### TASK STATEMENT:
Check each line of the records for "glyph"; collect those that have it.

(Stored entries)
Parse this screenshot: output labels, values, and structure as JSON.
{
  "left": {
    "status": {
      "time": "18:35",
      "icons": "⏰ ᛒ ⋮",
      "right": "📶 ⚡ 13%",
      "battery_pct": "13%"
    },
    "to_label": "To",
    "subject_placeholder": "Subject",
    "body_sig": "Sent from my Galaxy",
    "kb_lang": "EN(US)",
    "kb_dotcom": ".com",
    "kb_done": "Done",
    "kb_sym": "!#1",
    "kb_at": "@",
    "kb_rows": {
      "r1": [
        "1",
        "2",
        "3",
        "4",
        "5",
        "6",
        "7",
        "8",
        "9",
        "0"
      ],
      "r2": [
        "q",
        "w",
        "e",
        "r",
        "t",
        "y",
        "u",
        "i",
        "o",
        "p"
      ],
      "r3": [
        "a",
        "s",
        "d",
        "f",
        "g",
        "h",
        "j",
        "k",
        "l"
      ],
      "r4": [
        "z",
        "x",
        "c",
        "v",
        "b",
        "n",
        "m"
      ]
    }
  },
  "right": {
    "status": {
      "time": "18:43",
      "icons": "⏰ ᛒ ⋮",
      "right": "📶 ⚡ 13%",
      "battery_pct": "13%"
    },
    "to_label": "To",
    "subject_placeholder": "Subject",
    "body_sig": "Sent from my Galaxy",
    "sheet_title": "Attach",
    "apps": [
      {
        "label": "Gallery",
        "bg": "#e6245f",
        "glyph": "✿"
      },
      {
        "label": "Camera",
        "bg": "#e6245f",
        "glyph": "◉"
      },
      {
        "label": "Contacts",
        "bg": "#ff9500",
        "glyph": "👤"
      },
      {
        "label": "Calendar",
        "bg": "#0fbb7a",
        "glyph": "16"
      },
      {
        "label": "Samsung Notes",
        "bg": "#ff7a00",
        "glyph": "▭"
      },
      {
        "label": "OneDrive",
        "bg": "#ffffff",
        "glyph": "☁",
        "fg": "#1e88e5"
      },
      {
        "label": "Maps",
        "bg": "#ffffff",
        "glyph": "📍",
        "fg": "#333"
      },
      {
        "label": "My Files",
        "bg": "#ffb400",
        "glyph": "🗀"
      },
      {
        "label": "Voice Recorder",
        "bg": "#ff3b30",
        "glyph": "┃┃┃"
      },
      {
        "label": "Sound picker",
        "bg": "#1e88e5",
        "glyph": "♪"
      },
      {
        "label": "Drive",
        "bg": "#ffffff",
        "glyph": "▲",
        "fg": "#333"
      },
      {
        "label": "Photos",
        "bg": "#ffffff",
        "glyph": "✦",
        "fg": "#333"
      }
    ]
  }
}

### RESULT:
        "glyph": "✿"
        "glyph": "◉"
        "glyph": "👤"
        "glyph": "16"
        "glyph": "▭"
        "glyph": "☁",
        "glyph": "📍",
        "glyph": "🗀"
        "glyph": "┃┃┃"
        "glyph": "♪"
        "glyph": "▲",
        "glyph": "✦",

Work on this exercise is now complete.